The Dakota pipeline is a literal pipe that would transport some 570,000 barrels worth of crude oil from Dakota to Illinois almost daily ,according to Time magazine’s website.

According to Mother, ever since the pipeline was scheduled to be built in late July, it has sparked an outrage in the native american community.Protest by the natives have begun to reach a boiling point. The Sioux natives are angry that the pipeline will cross underneath one of their rivers.

Oil can cause multiple factors to the environment .“What happens if there is an oil spill it will harm the animals and the surrounding area,” said Michelle Danglade, 8th grader. Danglade also did not seem pleased with the effects that oil have on the human body.

It will leak into the river which makes underground water pockets and rivers nearby to be filled will oil becoming extremely toxic if breathed in. According to scientific American’s website, oil even touching human skin can cause respiratory problems and skin irritation due to the chemical compounds in oil.

“I’ve heard it through CNN and a friend of mine,” said Brooklyn Moore, 8th grader, “I agree with the natives because it’s their sacred land & it could damage relationships, between the natives & the government of North Dakota.” Moore said.

Although some students knew what the North Dakota pipeline was, most unfortunately did not. For example, Amanda Lugo, 8th grade Dobie student, did not know what the pipeline was.”I don’t read or watch the news so…” said Lugo.

Most of the students who were informed about the situations prior to the interview were very supportive of natives, and didn’t want the pipeline to be built underneath the river.

A lot of students couldn’t think of a solution other than to simply not build the pipe. Moore was very adamant about the absence of a pipeline.

“Life is uncertain, so we have to do what we can to help others..especially our brothers in North Dakota…” said an unnamed chieftain at the 6th annual Indian Pow Wow at Traders Village
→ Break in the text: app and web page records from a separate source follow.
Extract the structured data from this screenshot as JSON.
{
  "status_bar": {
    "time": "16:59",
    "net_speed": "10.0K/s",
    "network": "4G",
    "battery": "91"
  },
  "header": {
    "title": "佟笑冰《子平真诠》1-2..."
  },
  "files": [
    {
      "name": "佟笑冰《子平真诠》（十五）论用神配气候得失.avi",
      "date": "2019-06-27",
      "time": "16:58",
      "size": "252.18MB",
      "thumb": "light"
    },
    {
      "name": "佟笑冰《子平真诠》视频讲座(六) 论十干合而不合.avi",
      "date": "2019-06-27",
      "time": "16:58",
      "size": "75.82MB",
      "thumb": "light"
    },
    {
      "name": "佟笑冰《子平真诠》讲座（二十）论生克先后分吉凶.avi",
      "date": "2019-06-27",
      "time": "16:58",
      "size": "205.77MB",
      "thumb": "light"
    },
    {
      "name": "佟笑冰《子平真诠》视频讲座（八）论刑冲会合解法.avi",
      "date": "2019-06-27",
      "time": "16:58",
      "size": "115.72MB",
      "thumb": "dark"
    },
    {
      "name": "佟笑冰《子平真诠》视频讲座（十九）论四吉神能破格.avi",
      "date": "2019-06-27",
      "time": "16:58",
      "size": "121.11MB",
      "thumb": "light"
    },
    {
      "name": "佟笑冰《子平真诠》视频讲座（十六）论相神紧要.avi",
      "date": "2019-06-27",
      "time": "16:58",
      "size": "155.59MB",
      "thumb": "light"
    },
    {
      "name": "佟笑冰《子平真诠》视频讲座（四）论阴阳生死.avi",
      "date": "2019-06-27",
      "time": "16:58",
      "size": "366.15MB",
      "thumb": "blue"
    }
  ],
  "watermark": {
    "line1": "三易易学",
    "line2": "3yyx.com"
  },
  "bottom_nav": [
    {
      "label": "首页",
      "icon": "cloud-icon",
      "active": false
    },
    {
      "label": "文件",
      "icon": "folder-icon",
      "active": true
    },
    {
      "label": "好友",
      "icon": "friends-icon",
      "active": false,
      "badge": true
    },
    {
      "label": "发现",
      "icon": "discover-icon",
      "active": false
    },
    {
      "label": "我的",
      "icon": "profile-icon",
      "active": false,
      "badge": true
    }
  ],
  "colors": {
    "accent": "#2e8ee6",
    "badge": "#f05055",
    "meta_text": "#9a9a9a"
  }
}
*For more information on this subject, tune into Vicelands new show “Rise” every Friday*